This image shows only the swells directed at Dorado Dos that coincided with light winds or offshore conditions over a normal northern hemisphere autumn. It is based on 8476 predictions, one every 3 hours. The direction of the spokes show where quality surf generating swell comes from. Five colours show increasing wave sizes. The smallest swells, less than 0.5m (1.5 feet), high are coloured blue. Green and yellow show increasing swell sizes and red illustrates the largest swells, greater than >3m (>10ft). In both graphs, the area of any colour is proportional to how frequently that size swell occurs.

The diagram suggests that the most common swell direction, shown by the longest spokes, was SSW, whereas the the most common wind blows from the NW. The chart at the bottom shows the same thing but without direction information. For example, swells larger than 1.5 feet (0.5m) coincided with good wind conditions 52% of the time, equivalent to 47 days. Open sea swells exceeding >3m (>10ft) are unlikely to happen in a normal northern hemisphere autumn but 4% of the time we expect swell in the range 2-3m (6.5-10ft) 4%, equivalent to (4 days). Taking into account the ratio of these swells that coincided with predicted offshore winds, and given the fact that Dorado Dos is exposed to open water swells, we estimate that clean surf can be found at Dorado Dos about 52% of the time and that surf is blown out by onshore wind 47% of the time. This is means that we expect 90 days with waves in a typical northern hemisphere autumn, of which 47 days should be clean enough to surf.

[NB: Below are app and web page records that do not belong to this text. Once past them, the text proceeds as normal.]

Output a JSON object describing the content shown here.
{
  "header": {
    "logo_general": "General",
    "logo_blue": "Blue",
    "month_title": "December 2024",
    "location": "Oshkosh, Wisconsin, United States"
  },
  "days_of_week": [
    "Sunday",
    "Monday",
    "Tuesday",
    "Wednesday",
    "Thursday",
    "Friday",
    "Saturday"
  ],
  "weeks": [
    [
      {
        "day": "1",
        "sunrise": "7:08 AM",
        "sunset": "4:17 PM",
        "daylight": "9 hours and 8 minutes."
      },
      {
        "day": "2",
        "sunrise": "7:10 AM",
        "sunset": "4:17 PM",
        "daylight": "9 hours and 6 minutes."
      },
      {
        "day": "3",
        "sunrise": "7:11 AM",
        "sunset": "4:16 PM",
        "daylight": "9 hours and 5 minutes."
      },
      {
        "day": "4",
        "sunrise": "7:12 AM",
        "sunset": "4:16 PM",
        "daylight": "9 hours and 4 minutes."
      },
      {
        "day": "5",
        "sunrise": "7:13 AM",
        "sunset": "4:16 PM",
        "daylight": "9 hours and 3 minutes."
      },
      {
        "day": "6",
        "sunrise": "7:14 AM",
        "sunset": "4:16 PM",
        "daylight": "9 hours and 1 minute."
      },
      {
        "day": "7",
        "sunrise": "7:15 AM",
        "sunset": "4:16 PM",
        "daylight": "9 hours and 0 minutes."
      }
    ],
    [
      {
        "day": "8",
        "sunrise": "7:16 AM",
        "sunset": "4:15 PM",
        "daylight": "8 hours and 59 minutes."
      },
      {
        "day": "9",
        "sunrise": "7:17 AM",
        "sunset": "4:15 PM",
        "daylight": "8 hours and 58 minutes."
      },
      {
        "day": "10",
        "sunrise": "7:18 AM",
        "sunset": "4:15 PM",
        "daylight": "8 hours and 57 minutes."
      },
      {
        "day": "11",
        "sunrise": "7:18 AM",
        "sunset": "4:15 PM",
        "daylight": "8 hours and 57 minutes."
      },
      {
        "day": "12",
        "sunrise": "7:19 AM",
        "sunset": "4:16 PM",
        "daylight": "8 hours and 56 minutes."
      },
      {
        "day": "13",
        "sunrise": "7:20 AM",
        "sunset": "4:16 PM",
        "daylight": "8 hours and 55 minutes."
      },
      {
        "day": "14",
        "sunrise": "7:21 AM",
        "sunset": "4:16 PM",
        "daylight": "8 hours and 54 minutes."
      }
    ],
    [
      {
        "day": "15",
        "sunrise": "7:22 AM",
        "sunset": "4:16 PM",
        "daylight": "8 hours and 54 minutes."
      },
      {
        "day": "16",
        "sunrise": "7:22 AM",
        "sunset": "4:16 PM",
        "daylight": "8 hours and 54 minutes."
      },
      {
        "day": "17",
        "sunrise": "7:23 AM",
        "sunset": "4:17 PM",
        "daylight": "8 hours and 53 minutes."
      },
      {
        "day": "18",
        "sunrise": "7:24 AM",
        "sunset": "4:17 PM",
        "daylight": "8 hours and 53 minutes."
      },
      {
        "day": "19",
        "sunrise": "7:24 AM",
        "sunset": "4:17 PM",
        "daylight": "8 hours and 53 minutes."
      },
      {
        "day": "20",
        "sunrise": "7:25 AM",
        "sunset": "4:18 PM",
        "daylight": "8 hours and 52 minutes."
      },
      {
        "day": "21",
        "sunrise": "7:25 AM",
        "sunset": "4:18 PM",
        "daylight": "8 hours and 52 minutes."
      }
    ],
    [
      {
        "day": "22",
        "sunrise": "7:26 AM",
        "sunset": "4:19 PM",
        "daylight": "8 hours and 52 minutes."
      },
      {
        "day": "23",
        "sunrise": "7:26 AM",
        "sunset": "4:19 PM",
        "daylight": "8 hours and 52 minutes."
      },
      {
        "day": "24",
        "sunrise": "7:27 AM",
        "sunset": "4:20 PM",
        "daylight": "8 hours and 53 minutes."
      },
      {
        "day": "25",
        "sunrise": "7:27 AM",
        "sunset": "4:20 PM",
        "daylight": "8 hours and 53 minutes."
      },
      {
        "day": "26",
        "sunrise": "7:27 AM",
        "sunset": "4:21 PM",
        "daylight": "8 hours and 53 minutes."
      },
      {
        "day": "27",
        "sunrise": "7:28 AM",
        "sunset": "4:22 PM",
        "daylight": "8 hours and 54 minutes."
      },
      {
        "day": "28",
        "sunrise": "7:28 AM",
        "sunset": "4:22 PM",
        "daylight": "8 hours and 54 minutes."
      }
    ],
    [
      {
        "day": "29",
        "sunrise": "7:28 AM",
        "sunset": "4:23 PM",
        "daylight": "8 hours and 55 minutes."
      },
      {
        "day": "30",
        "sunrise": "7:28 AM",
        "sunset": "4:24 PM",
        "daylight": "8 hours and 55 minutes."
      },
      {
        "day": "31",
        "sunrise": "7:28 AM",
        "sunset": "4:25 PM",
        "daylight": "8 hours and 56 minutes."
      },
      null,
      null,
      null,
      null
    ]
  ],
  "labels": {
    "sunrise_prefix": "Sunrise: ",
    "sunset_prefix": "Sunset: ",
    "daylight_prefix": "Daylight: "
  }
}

IMPORTANT: Beta version feature! Swell heights are open water values from NWW3. There is no attempt to model near-shore effects. Coastal wave heights will generally be less, especially if the break does not have unobstructed exposure to the open ocean.